| Work task |
Could you return every line of the records below that contains the word "label"?

| The records |
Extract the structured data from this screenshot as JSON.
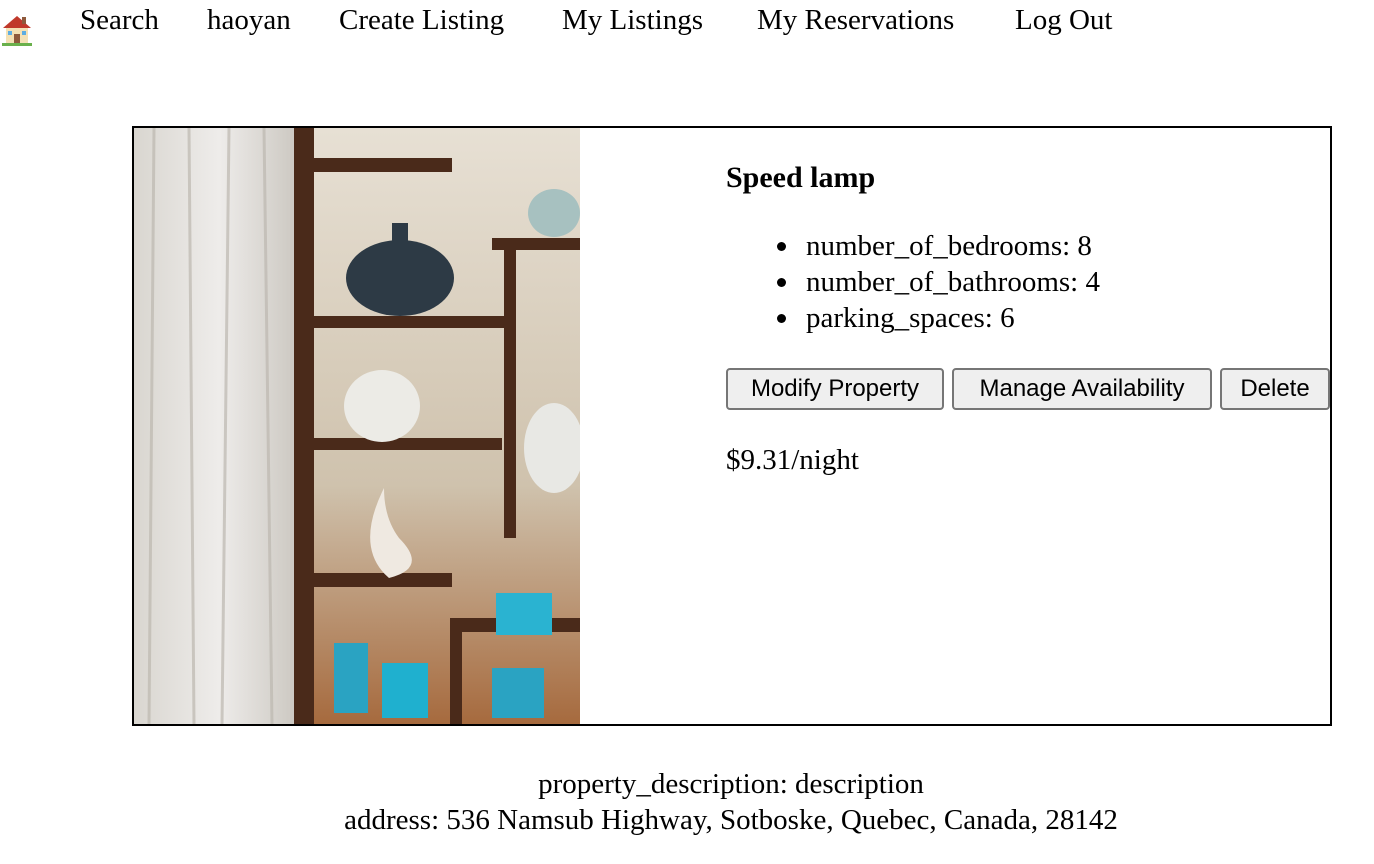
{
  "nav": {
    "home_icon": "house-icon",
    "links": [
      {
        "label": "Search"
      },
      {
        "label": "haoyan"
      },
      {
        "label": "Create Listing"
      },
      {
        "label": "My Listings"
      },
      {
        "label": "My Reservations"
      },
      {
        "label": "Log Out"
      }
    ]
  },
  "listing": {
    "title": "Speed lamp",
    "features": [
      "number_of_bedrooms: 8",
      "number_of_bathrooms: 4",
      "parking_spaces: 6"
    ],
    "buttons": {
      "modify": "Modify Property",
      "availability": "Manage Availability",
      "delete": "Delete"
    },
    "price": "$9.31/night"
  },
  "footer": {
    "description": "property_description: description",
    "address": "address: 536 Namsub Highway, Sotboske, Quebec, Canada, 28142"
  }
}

| Output of the exercise |
        "label": "Search"
        "label": "haoyan"
        "label": "Create Listing"
        "label": "My Listings"
        "label": "My Reservations"
        "label": "Log Out"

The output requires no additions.